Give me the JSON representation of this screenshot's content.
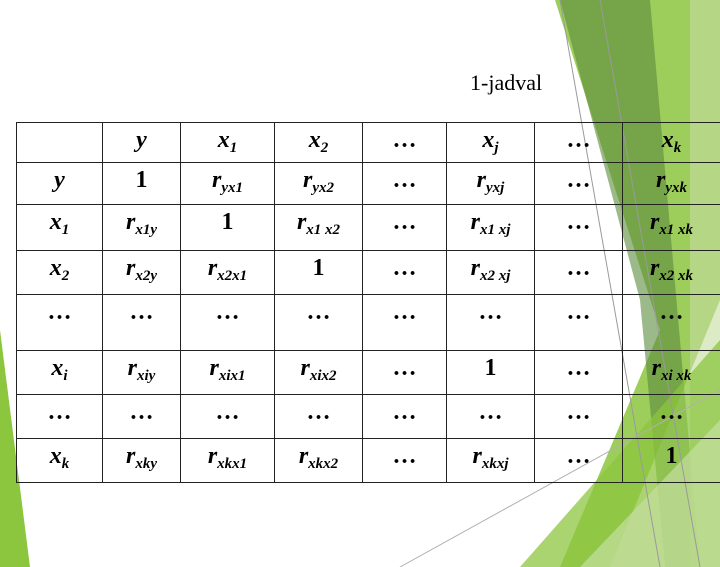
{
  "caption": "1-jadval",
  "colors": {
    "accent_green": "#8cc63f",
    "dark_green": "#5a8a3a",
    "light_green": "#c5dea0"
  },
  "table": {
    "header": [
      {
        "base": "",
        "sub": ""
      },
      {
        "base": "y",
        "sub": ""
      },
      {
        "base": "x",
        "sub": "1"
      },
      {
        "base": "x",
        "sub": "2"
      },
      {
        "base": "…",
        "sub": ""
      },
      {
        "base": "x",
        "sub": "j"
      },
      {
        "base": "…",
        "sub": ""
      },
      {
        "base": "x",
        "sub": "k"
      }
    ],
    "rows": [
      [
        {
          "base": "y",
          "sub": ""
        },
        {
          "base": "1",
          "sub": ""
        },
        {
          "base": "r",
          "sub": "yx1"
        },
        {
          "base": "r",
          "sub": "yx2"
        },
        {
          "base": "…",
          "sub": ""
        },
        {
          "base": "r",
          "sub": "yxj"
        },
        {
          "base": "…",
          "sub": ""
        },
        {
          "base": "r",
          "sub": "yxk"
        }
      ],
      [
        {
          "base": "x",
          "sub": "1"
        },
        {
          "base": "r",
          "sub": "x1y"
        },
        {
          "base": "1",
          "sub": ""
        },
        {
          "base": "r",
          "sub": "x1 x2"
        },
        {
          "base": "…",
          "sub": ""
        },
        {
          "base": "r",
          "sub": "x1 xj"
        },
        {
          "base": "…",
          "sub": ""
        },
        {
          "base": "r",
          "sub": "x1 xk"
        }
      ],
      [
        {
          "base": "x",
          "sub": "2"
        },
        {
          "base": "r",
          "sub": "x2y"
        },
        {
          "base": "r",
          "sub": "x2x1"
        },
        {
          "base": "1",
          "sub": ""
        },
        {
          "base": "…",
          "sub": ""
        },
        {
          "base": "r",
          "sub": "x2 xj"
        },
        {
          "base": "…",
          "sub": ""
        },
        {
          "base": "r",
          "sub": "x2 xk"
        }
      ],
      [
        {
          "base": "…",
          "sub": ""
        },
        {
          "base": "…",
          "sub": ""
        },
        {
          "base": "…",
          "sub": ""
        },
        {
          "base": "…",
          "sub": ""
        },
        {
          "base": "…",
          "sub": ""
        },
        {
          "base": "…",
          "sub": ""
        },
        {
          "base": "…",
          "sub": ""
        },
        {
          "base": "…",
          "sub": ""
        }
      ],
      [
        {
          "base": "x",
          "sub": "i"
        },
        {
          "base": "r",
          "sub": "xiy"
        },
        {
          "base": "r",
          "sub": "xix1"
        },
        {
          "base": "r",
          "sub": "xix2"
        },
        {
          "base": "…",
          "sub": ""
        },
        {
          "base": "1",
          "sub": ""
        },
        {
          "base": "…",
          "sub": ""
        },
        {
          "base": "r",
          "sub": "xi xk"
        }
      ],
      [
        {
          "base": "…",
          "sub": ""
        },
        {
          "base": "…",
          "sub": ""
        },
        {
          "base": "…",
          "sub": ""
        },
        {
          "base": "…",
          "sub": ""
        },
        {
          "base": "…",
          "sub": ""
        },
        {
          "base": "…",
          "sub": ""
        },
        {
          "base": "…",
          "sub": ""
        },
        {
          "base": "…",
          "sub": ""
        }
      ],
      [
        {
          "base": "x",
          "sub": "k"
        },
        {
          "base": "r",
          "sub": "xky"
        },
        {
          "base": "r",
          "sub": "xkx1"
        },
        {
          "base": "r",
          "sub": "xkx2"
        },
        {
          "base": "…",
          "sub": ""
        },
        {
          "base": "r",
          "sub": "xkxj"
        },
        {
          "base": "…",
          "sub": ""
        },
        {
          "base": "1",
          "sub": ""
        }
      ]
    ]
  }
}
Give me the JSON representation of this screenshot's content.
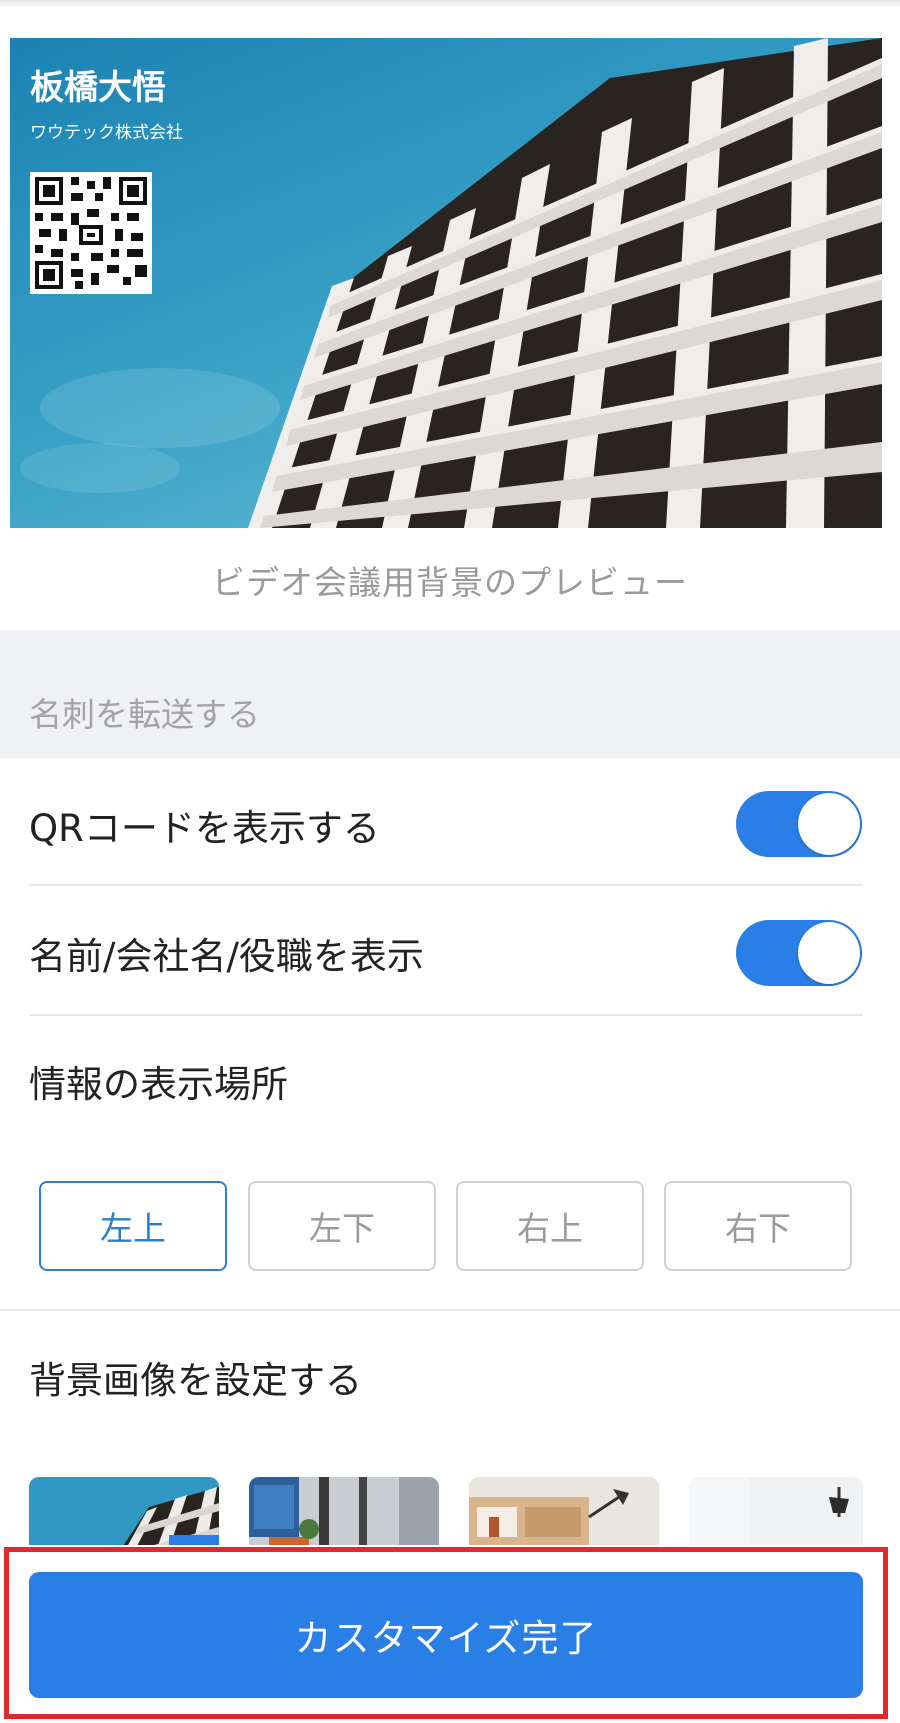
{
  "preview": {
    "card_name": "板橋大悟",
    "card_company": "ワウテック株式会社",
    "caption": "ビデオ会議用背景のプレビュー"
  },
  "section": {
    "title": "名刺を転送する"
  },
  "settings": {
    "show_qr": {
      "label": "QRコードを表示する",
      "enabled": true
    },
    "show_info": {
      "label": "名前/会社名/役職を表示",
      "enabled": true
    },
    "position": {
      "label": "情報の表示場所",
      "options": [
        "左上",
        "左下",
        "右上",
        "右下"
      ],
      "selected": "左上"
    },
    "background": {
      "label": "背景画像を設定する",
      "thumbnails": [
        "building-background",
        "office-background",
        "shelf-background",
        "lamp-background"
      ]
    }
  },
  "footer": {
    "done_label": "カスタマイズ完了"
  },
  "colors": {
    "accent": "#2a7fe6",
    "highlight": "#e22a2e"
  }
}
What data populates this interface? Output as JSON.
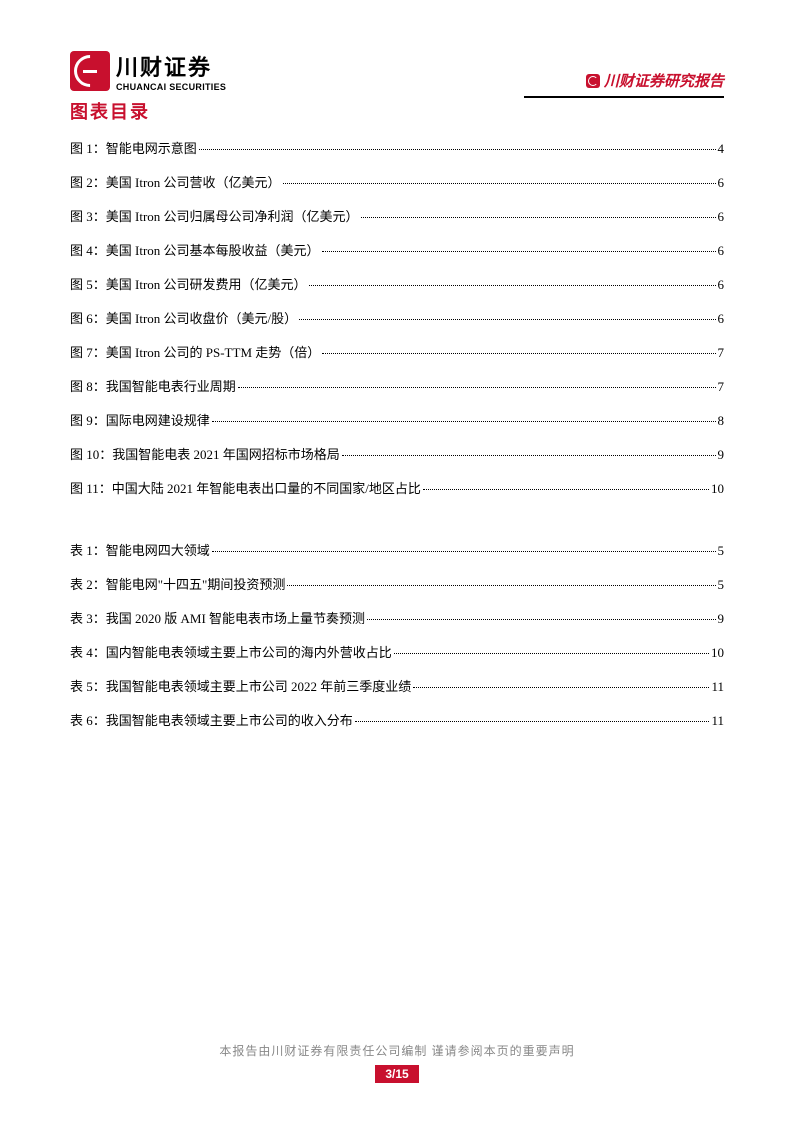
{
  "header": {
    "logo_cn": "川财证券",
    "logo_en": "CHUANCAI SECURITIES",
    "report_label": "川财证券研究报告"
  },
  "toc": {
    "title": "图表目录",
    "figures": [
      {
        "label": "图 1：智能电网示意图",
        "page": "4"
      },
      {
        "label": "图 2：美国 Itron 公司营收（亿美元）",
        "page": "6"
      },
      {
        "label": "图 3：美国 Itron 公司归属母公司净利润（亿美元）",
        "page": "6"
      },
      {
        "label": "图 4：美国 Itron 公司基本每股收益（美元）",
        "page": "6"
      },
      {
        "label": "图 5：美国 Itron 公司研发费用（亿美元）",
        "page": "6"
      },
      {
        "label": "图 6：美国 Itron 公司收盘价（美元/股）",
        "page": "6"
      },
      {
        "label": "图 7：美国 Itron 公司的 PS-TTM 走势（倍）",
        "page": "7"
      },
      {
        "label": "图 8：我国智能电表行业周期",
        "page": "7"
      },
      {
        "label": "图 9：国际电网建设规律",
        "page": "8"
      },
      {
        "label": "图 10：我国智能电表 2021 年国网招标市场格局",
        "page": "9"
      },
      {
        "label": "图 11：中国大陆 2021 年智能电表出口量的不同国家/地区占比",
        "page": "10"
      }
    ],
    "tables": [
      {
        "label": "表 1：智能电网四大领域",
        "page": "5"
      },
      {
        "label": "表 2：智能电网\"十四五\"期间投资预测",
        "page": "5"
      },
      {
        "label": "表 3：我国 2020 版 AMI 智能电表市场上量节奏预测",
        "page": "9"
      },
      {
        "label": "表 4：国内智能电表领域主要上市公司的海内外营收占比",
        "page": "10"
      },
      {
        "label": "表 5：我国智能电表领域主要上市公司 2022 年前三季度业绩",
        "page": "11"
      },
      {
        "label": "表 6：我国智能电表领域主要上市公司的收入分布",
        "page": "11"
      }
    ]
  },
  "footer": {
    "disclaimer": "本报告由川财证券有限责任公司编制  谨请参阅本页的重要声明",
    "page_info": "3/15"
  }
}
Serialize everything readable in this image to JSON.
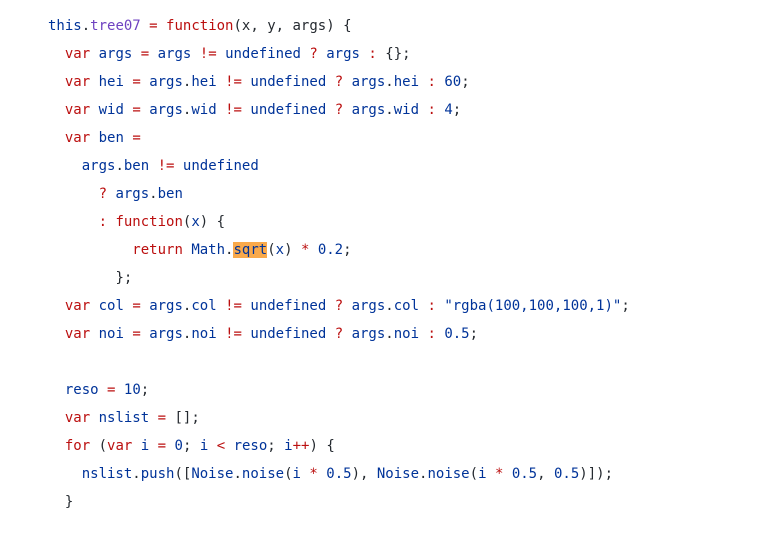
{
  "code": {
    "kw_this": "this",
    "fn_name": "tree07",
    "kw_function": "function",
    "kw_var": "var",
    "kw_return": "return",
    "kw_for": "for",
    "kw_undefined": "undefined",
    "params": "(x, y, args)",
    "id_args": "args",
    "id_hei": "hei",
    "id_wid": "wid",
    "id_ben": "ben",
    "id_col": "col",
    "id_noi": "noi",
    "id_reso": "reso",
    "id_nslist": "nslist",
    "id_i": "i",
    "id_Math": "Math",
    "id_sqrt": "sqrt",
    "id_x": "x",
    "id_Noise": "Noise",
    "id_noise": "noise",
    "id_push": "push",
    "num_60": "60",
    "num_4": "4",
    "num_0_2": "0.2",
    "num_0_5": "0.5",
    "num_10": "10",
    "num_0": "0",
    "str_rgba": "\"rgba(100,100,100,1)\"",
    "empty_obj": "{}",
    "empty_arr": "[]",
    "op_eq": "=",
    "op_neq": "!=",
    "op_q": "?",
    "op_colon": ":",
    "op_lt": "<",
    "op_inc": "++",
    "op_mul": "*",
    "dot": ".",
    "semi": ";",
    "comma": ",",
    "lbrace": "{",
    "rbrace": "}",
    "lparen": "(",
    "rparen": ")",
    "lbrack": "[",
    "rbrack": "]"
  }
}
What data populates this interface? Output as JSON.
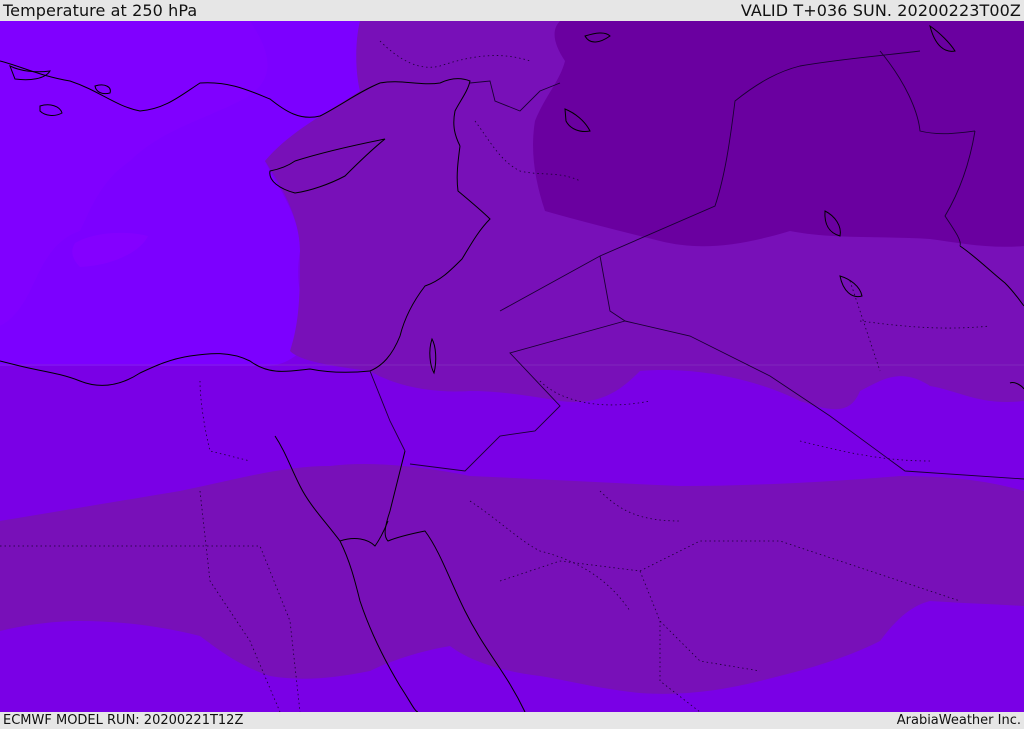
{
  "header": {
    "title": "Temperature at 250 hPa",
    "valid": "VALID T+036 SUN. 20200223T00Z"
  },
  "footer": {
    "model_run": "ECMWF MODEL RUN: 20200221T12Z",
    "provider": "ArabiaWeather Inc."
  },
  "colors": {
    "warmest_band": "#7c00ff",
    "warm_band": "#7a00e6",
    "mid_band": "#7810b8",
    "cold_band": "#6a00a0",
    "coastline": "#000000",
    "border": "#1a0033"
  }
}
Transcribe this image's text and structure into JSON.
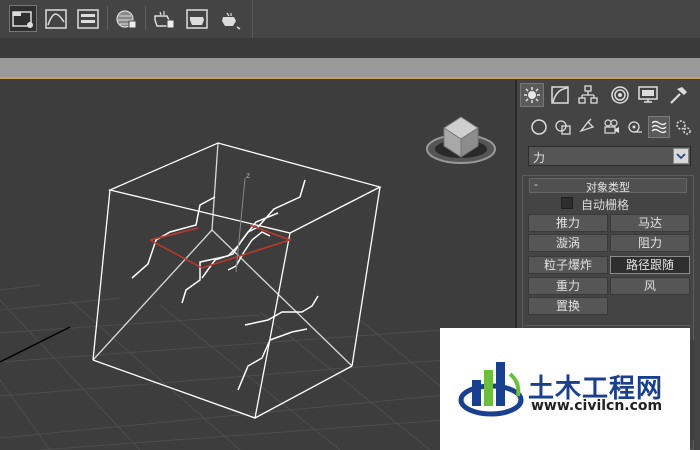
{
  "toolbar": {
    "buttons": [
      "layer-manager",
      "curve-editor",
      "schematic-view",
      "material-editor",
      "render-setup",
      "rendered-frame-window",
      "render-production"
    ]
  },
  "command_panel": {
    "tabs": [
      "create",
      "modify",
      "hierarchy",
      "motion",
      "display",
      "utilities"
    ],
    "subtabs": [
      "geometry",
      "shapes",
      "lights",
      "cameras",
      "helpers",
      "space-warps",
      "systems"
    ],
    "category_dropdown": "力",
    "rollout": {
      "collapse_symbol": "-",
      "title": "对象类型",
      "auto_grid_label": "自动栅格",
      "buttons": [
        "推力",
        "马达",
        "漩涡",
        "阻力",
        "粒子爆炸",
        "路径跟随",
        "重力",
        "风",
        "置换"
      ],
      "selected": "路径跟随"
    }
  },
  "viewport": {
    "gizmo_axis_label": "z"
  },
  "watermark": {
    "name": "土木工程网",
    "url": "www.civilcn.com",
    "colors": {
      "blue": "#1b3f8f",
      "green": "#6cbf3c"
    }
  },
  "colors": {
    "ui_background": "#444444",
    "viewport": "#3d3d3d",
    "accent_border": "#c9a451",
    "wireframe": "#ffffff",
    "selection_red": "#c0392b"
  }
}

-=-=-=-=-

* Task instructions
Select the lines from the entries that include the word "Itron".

* Task output
        "label": "图 2：美国 Itron 公司营收（亿美元）",
        "label": "图 3：美国 Itron 公司归属母公司净利润（亿美元）",
        "label": "图 4：美国 Itron 公司基本每股收益（美元）",
        "label": "图 5：美国 Itron 公司研发费用（亿美元）",
        "label": "图 6：美国 Itron 公司收盘价（美元/股）",
        "label": "图 7：美国 Itron 公司的 PS-TTM 走势（倍）",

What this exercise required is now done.